Maxillary teeth Mean root length (mm) Number of roots Number of canals (%ge cases) Notes
Central incisor 23 1 1 Triangular access cavity. Start at cingulum, widen towards incisal edge. In the crown, pulp chamber is wider mesiodistally and flattened buccopalatally. At apex root canal is round.
Lateral incisor 22 1 1 Apical 3-4 mm of root has palatal curve
Canine 26 1 1 Longest tooth. Access cavity is rounder than upper 1 and 2 since only 1 pulp horn.
First premolar 21 2 1 (5%), 2 (90% B, P), 3 (5% MB, DB, P) Access cavity starts in center of occlusal groove, then widen buccopalatally to locate canal orifices under P and B cusp tips
Second premolar 21 1 1 (75%), 2 (75% B, P) Orifice centrally located, if not widen buccopalatally to look for 2 orifi under cusp tips. Separate canals usually reunite apically.
First molar 22 3 P longer than MB and DB, 3 (40% MB, DB, P), 4 (60% MB1, MB2, DB, P) Rhomboid access cavity, with distal edge on mesial aspect of transverse ridge. Palatal orofice largest and easiest to locate. DB and P orifi rounder, MB orofice ovoid since ribbon shape of MB root. MB2 between MB1 and P. Can use ultrasonic tip to locate MB2.
Second molar 20 3 P longer than MB and DB 3 (60% MB, DB, P), 4 (40% MB1, MB2, DB, P) Less chance of MB2, more chance of fusion of canals in 7 and 8's (1 Buccal 1 Palatal)
Mandibular teeth Mean root length (mm) Number of roots Number of canals Notes
Central incisor 21 1 1 (60%), 2 (40% B, L) Start cavity at base of cingulum, extend nearly to incisal edge to confirm presence/absence of 2 canals
Lateral incisor 21 1 1 (90%), 2 (10% B, L) Similar to central except may have distal curve
Canine 24 1 1 (90%), 2 (10% B, L) Access cavity starts at base of cingulum
First premolar 22 1 1 (75%), 2 (25% B, L) Access cavity is oval-shaped, wider buccolingually
Second premolar 22 1 1 (90%), 2 (10% B, L)
First molar 21 2 3 (65% ML, MB, D), 4 (35% ML, MB, DL, DB) Mesial canal orifices found under respective cusp tips. Larger distal orifice is more centered, if not then increased chance of 2 distal canals.
Second molar 20 2 2 (10% M, D), 3 (90% MB, ML, D) Increased chance of fused canals in 7s and 8s.

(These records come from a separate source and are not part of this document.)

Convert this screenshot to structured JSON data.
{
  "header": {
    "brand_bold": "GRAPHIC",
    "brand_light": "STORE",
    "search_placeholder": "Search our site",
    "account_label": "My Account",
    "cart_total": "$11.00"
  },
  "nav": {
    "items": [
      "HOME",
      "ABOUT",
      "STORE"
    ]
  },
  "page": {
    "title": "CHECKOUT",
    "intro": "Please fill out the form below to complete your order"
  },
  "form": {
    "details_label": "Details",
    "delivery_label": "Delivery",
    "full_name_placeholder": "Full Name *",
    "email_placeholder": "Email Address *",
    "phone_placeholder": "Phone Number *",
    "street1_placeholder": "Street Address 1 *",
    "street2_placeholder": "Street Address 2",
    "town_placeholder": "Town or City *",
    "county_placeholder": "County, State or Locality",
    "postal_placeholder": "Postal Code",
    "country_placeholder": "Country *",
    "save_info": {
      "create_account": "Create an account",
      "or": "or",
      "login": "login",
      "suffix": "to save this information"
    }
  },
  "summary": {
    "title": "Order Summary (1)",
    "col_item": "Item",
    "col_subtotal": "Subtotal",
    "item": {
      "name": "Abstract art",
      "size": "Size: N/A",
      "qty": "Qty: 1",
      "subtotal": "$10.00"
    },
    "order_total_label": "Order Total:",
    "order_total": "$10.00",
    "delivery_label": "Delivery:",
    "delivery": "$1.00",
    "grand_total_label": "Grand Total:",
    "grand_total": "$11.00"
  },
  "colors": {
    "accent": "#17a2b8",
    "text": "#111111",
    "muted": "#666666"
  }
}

References and further reading[edit]

Access cavities table

  • Manogue M, Patel S, Walker R, 2013 The Principles of Endodontics 2nd Edition; Oxford; Oxford University Press
  • Garg N, Garg A, 2010; Textbook of Endodontics 2nd Edition; Jaypee Brothers Medical Publishers

Resources